Hanky and bandage, cigarettes and perfume

Hanky and Cigarettes

The other day I stumbled across Prashant Bhilare’s recitation of a poem on YouTube. As it streamed, themes like beads were strung on a thread (sūtra, from the Sanskrit)—of imperialism, impermanence, love, possession, exposure. And I was reminded of similar work, such as Marguerite Duras’s The Lover, which I’ve mentioned here before. Her roman-à-clef received the prestigious Prix Goncourt despite its subject: an intergenerational relationship that otherwise would bestir the book burners if not the gendarmes.

Bhilare is more circumspect. Yet, I thought to myself, somehow he shares Duras’s audacity, if not her craft. And I returned to him. The poem is titled “ME.” (Unlike Duras, no subject-or-object equivocation.) Who dares title this thus? Continue reading “Hanky and bandage, cigarettes and perfume”

A Taste of Honey

A Taste Of Honey photo image

I recently found I could stream films through Kanopy by way of my public library. The first film I watched was A Taste of Honey, Tony Richardson’s 1961 award winner set in Greater Manchester’s Salford. Jo, played by Rita Tushingham, the daughter of a libertine mother, Dora Bryan, moves out on her own after her mother remarries. While at home Jo has a fling with a ship’s cook Jimmy (Paul Danquah), who soon sails away slowly (if not into the sunset). At her shoe shop job she meets Geoffrey Ingham (Murray Melvin), a textile design student who’s been kicked out of his flat apparently for his own liaisons—with men—and thus Jo invites him to room with her. And room they have—it’s a top-floor studio apartment—but squalid, as only the black-and-white camera can capture, softened only somewhat by Geoff’s student’s style.

I recall Tushingham from her less-free-spirit role of Dot a couple years later in The Leather Boys. And Melvin is instantly recognizable from Barry Lyndon (1975) as Rev. Samuel Runt, the “failed Rasputin” for Marisa Berenson’s Lady Lyndon. But what surprised me were two lines in A Taste of Honey uttered by Jimmy in response to Jo’s urge to “Dream of me” upon their second leave-taking. “Dreamt of you last night,” he says. “Fell out of bed twice.” The lines also appeared in the film’s forebear, Shelagh Delaney’s popular play by the same name. But music fans like me otherwise would remember these from the middle eight of the Smiths’ first song on LP, “Reel Around the Fountain.”
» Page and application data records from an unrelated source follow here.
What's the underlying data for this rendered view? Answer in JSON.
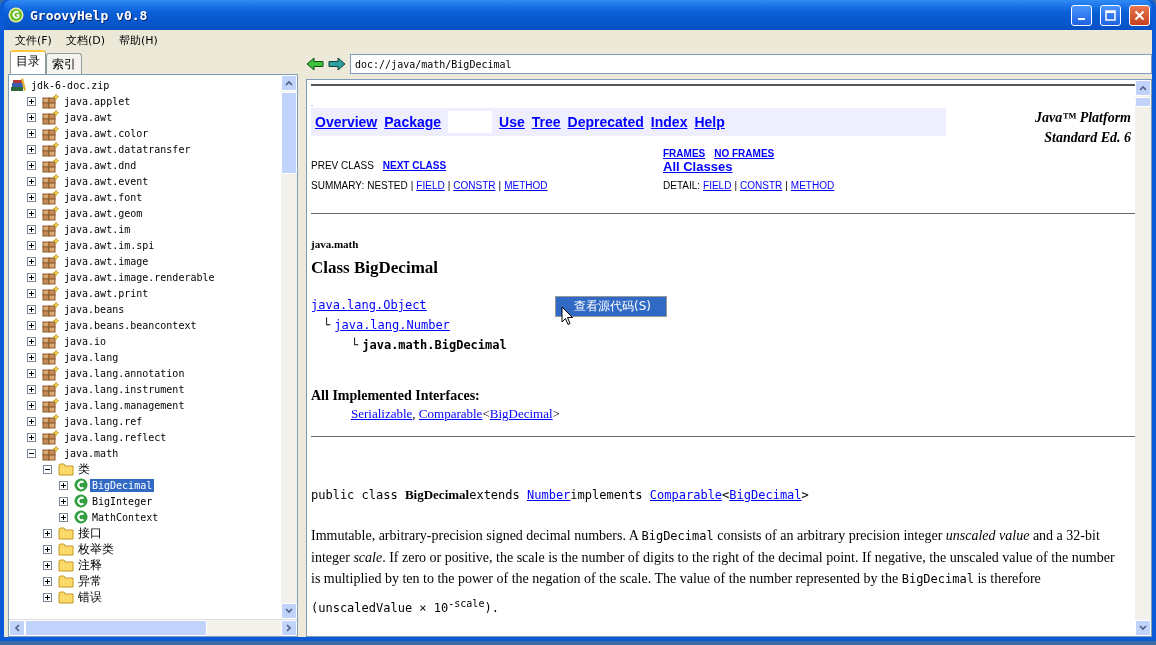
{
  "window": {
    "title": "GroovyHelp v0.8"
  },
  "menu": [
    {
      "label": "文件(F)"
    },
    {
      "label": "文档(D)"
    },
    {
      "label": "帮助(H)"
    }
  ],
  "tabs": [
    {
      "label": "目录",
      "selected": true
    },
    {
      "label": "索引",
      "selected": false
    }
  ],
  "tree": [
    {
      "label": "jdk-6-doc.zip",
      "kind": "zip",
      "selected": false,
      "children": [
        {
          "label": "java.applet",
          "kind": "package",
          "expanded": false,
          "selected": false
        },
        {
          "label": "java.awt",
          "kind": "package",
          "expanded": false,
          "selected": false
        },
        {
          "label": "java.awt.color",
          "kind": "package",
          "expanded": false,
          "selected": false
        },
        {
          "label": "java.awt.datatransfer",
          "kind": "package",
          "expanded": false,
          "selected": false
        },
        {
          "label": "java.awt.dnd",
          "kind": "package",
          "expanded": false,
          "selected": false
        },
        {
          "label": "java.awt.event",
          "kind": "package",
          "expanded": false,
          "selected": false
        },
        {
          "label": "java.awt.font",
          "kind": "package",
          "expanded": false,
          "selected": false
        },
        {
          "label": "java.awt.geom",
          "kind": "package",
          "expanded": false,
          "selected": false
        },
        {
          "label": "java.awt.im",
          "kind": "package",
          "expanded": false,
          "selected": false
        },
        {
          "label": "java.awt.im.spi",
          "kind": "package",
          "expanded": false,
          "selected": false
        },
        {
          "label": "java.awt.image",
          "kind": "package",
          "expanded": false,
          "selected": false
        },
        {
          "label": "java.awt.image.renderable",
          "kind": "package",
          "expanded": false,
          "selected": false
        },
        {
          "label": "java.awt.print",
          "kind": "package",
          "expanded": false,
          "selected": false
        },
        {
          "label": "java.beans",
          "kind": "package",
          "expanded": false,
          "selected": false
        },
        {
          "label": "java.beans.beancontext",
          "kind": "package",
          "expanded": false,
          "selected": false
        },
        {
          "label": "java.io",
          "kind": "package",
          "expanded": false,
          "selected": false
        },
        {
          "label": "java.lang",
          "kind": "package",
          "expanded": false,
          "selected": false
        },
        {
          "label": "java.lang.annotation",
          "kind": "package",
          "expanded": false,
          "selected": false
        },
        {
          "label": "java.lang.instrument",
          "kind": "package",
          "expanded": false,
          "selected": false
        },
        {
          "label": "java.lang.management",
          "kind": "package",
          "expanded": false,
          "selected": false
        },
        {
          "label": "java.lang.ref",
          "kind": "package",
          "expanded": false,
          "selected": false
        },
        {
          "label": "java.lang.reflect",
          "kind": "package",
          "expanded": false,
          "selected": false
        },
        {
          "label": "java.math",
          "kind": "package",
          "expanded": true,
          "selected": false,
          "children": [
            {
              "label": "类",
              "kind": "folder",
              "expanded": true,
              "selected": false,
              "children": [
                {
                  "label": "BigDecimal",
                  "kind": "class",
                  "expanded": false,
                  "selected": true
                },
                {
                  "label": "BigInteger",
                  "kind": "class",
                  "expanded": false,
                  "selected": false
                },
                {
                  "label": "MathContext",
                  "kind": "class",
                  "expanded": false,
                  "selected": false
                }
              ]
            },
            {
              "label": "接口",
              "kind": "folder",
              "expanded": false,
              "selected": false
            },
            {
              "label": "枚举类",
              "kind": "folder",
              "expanded": false,
              "selected": false
            },
            {
              "label": "注释",
              "kind": "folder",
              "expanded": false,
              "selected": false
            },
            {
              "label": "异常",
              "kind": "folder",
              "expanded": false,
              "selected": false
            },
            {
              "label": "错误",
              "kind": "folder",
              "expanded": false,
              "selected": false
            }
          ]
        }
      ]
    }
  ],
  "address": {
    "value": "doc://java/math/BigDecimal"
  },
  "doc": {
    "top_mark": ".",
    "navbar": [
      {
        "kind": "link",
        "label": "Overview"
      },
      {
        "kind": "link",
        "label": "Package"
      },
      {
        "kind": "current"
      },
      {
        "kind": "link",
        "label": "Use"
      },
      {
        "kind": "link",
        "label": "Tree"
      },
      {
        "kind": "link",
        "label": "Deprecated"
      },
      {
        "kind": "link",
        "label": "Index"
      },
      {
        "kind": "link",
        "label": "Help"
      }
    ],
    "platform": [
      "Java™ Platform",
      "Standard Ed. 6"
    ],
    "prev_next": [
      {
        "label": "PREV CLASS",
        "link": false
      },
      {
        "label": "NEXT CLASS",
        "link": true
      }
    ],
    "frames": [
      {
        "label": "FRAMES",
        "link": true
      },
      {
        "label": "NO FRAMES",
        "link": true
      }
    ],
    "all_classes": "All Classes",
    "summary": {
      "label": "SUMMARY:",
      "separator": "|",
      "items": [
        {
          "label": "NESTED",
          "link": false
        },
        {
          "label": "FIELD",
          "link": true
        },
        {
          "label": "CONSTR",
          "link": true
        },
        {
          "label": "METHOD",
          "link": true
        }
      ]
    },
    "detail": {
      "label": "DETAIL:",
      "separator": "|",
      "items": [
        {
          "label": "FIELD",
          "link": true
        },
        {
          "label": "CONSTR",
          "link": true
        },
        {
          "label": "METHOD",
          "link": true
        }
      ]
    },
    "package": "java.math",
    "class_title": "Class BigDecimal",
    "hierarchy": [
      {
        "label": "java.lang.Object",
        "link": true
      },
      {
        "label": "java.lang.Number",
        "link": true,
        "branch": "└"
      },
      {
        "label": "java.math.BigDecimal",
        "link": false,
        "branch": "└"
      }
    ],
    "interfaces_heading": "All Implemented Interfaces:",
    "interfaces": [
      {
        "kind": "link",
        "text": "Serializable"
      },
      {
        "kind": "text",
        "text": ", "
      },
      {
        "kind": "link",
        "text": "Comparable"
      },
      {
        "kind": "text",
        "text": "<"
      },
      {
        "kind": "link",
        "text": "BigDecimal"
      },
      {
        "kind": "text",
        "text": ">"
      }
    ],
    "declaration": [
      {
        "kind": "code",
        "text": "public class "
      },
      {
        "kind": "bold",
        "text": "BigDecimal"
      },
      {
        "kind": "code",
        "text": "extends "
      },
      {
        "kind": "codelink",
        "text": "Number"
      },
      {
        "kind": "code",
        "text": "implements "
      },
      {
        "kind": "codelink",
        "text": "Comparable"
      },
      {
        "kind": "code",
        "text": "<"
      },
      {
        "kind": "codelink",
        "text": "BigDecimal"
      },
      {
        "kind": "code",
        "text": ">"
      }
    ],
    "description": [
      {
        "kind": "text",
        "text": "Immutable, arbitrary-precision signed decimal numbers. A "
      },
      {
        "kind": "code",
        "text": "BigDecimal"
      },
      {
        "kind": "text",
        "text": " consists of an arbitrary precision integer "
      },
      {
        "kind": "italic",
        "text": "unscaled value"
      },
      {
        "kind": "text",
        "text": " and a 32-bit integer "
      },
      {
        "kind": "italic",
        "text": "scale"
      },
      {
        "kind": "text",
        "text": ". If zero or positive, the scale is the number of digits to the right of the decimal point. If negative, the unscaled value of the number is multiplied by ten to the power of the negation of the scale. The value of the number represented by the "
      },
      {
        "kind": "code",
        "text": "BigDecimal"
      },
      {
        "kind": "text",
        "text": " is therefore"
      }
    ],
    "formula": "(unscaledValue × 10$^{-scale}$)."
  },
  "context_menu": {
    "items": [
      {
        "label": "查看源代码(S)",
        "selected": true
      }
    ]
  }
}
I dreamt about you last night
and I fell out of bed twice

Continue reading “A Taste of Honey”